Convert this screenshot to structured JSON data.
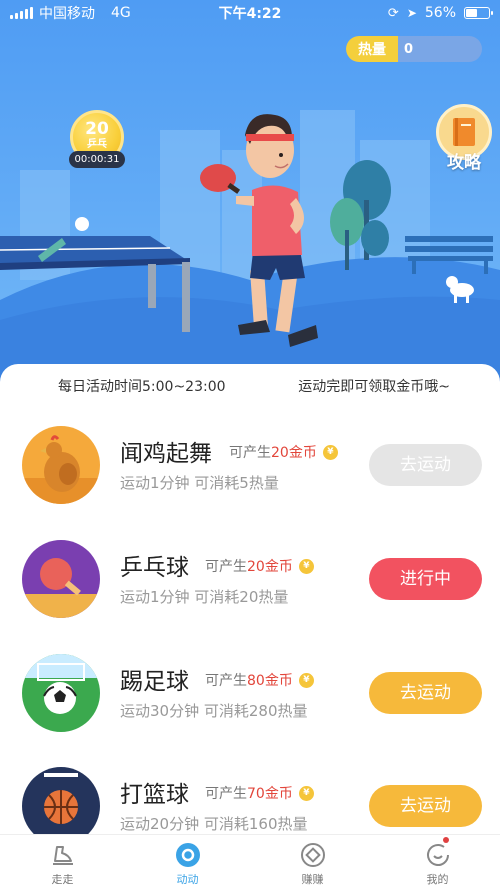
{
  "status_bar": {
    "carrier": "中国移动",
    "network": "4G",
    "time": "下午4:22",
    "battery": "56%",
    "battery_level": 0.56
  },
  "hero": {
    "heat_label": "热量",
    "heat_value": "0",
    "coin_badge": {
      "number": "20",
      "label": "乒乓"
    },
    "timer": "00:00:31",
    "guide_label": "攻略",
    "icons": [
      "book-icon",
      "ping-pong-player",
      "dog"
    ]
  },
  "info": {
    "hours": "每日活动时间5:00~23:00",
    "tip": "运动完即可领取金币哦~"
  },
  "activities": [
    {
      "title": "闻鸡起舞",
      "reward_prefix": "可产生",
      "reward_amount": "20金币",
      "desc": "运动1分钟 可消耗5热量",
      "button": "去运动",
      "state": "disabled",
      "icon": "chicken-icon"
    },
    {
      "title": "乒乓球",
      "reward_prefix": "可产生",
      "reward_amount": "20金币",
      "desc": "运动1分钟 可消耗20热量",
      "button": "进行中",
      "state": "active",
      "icon": "ping-pong-icon"
    },
    {
      "title": "踢足球",
      "reward_prefix": "可产生",
      "reward_amount": "80金币",
      "desc": "运动30分钟 可消耗280热量",
      "button": "去运动",
      "state": "available",
      "icon": "soccer-icon"
    },
    {
      "title": "打篮球",
      "reward_prefix": "可产生",
      "reward_amount": "70金币",
      "desc": "运动20分钟 可消耗160热量",
      "button": "去运动",
      "state": "available",
      "icon": "basketball-icon"
    }
  ],
  "colors": {
    "disabled_button": "#e5e5e5",
    "active_button": "#f25260",
    "available_button": "#f6b93b",
    "accent": "#3aa3e6",
    "reward_red": "#e2463b"
  },
  "tabbar": {
    "tabs": [
      {
        "label": "走走",
        "icon": "shoe-icon"
      },
      {
        "label": "动动",
        "icon": "activity-icon",
        "active": true
      },
      {
        "label": "赚赚",
        "icon": "coin-diamond-icon"
      },
      {
        "label": "我的",
        "icon": "profile-icon"
      }
    ]
  }
}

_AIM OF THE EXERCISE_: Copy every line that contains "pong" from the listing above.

_OUTPUT OF THE TASK_:
      "ping-pong-player",
      "icon": "ping-pong-icon"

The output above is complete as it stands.